The functional near-infrared spectroscopy technology is noninvasive and relatively inexpensive for use in neuroimaging.
The quantum computing simulation generated a list of protein variants that qualify as potential optogenetic tools.
Researchers have demonstrated a significant enhancement of brain-machine interface performance using an optical neural interface to photostimulate neurons.
The handheld instrument performs real-time Raman spectroscopy measurements of normal brain tissue, cancerous tissue, and in areas around the tumor.
Researchers developed an IR chemical imaging method that could enable improved prostate cancer detection and cut down on unnecessary surgeries.
The microrobots can deliver drugs to specific spots inside the body while being monitored and controlled via a photoacoustic method from outside the body.

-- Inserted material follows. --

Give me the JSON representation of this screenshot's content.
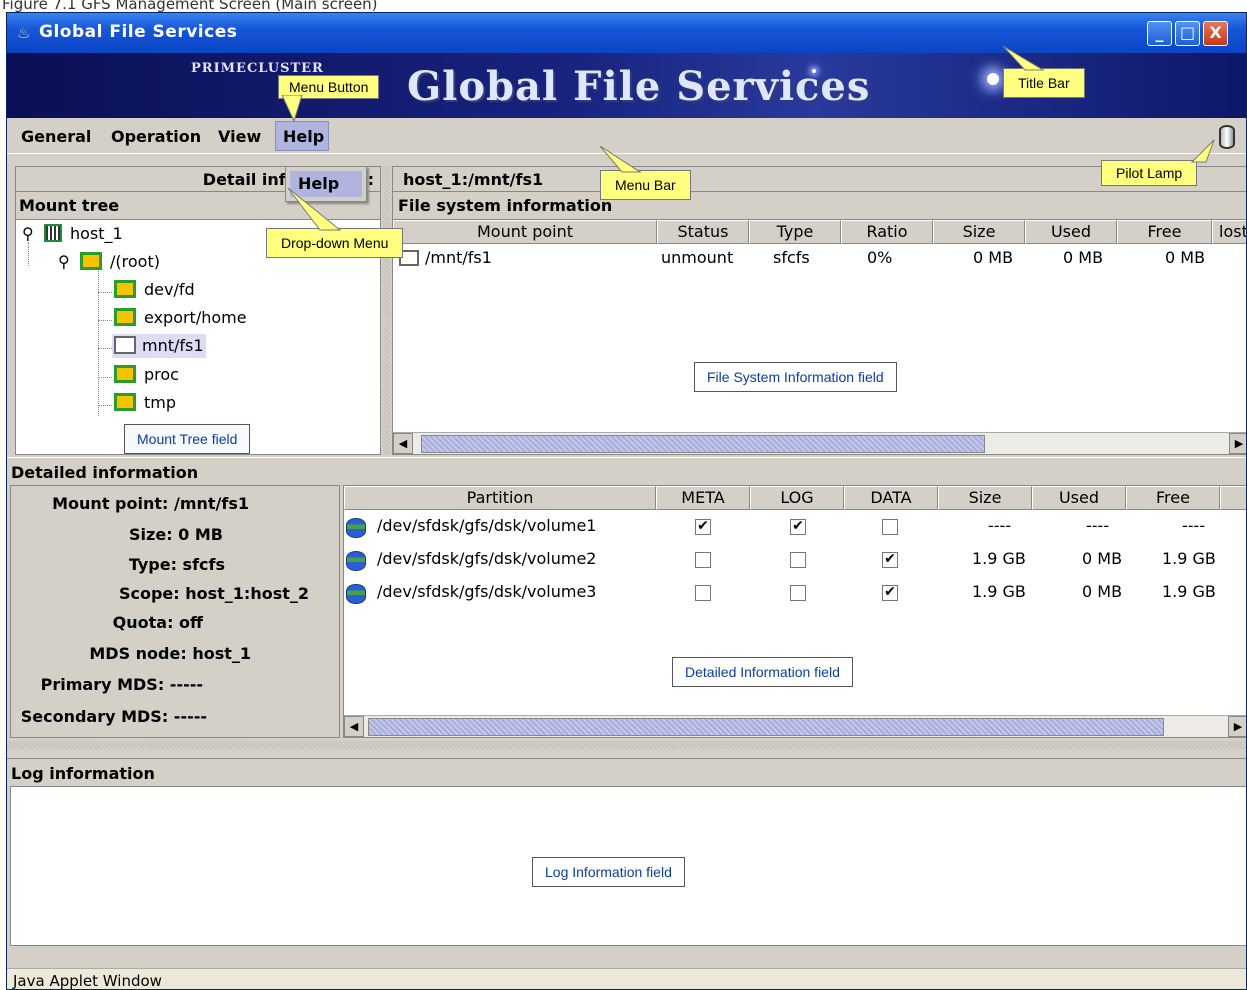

After identifying various speeds for the deactivation process, the researchers compared the calculated speeds with values gained in experiments through spectroscopy.
The molecular imaging probes could potentially be used in test strips for urine samples, making it a noninvasive acute kidney failure detection method.
Drawing inspiration from optogenetics, a team of researchers has developed a chip that replicates the way the brain stores and loses information.
Using laser microsurgery, the researchers were able to remove the centrioles at different stages of mitosis without destroying the entire structure.
The work could lead to a way to noninvasively control transplanted neural progenitor cells with light to restore lost functions in stroke recovery.
Retinal cells of the eye are sensitive to this blue light and directly convey information to areas of the brain that regulate appetite.
The device, which relies on the combination of two optical spectroscopy techniques, could be used to quickly and noninvasively diagnose cerebral ischemia.
The agreement will establish the feasibility of coupling genomics to Raman spectroscopy to better determine disease progression in prostate cancer.
Pairing an amino acid tagging technique with a fluorescence method can isolate active microbes present in a sample of soil.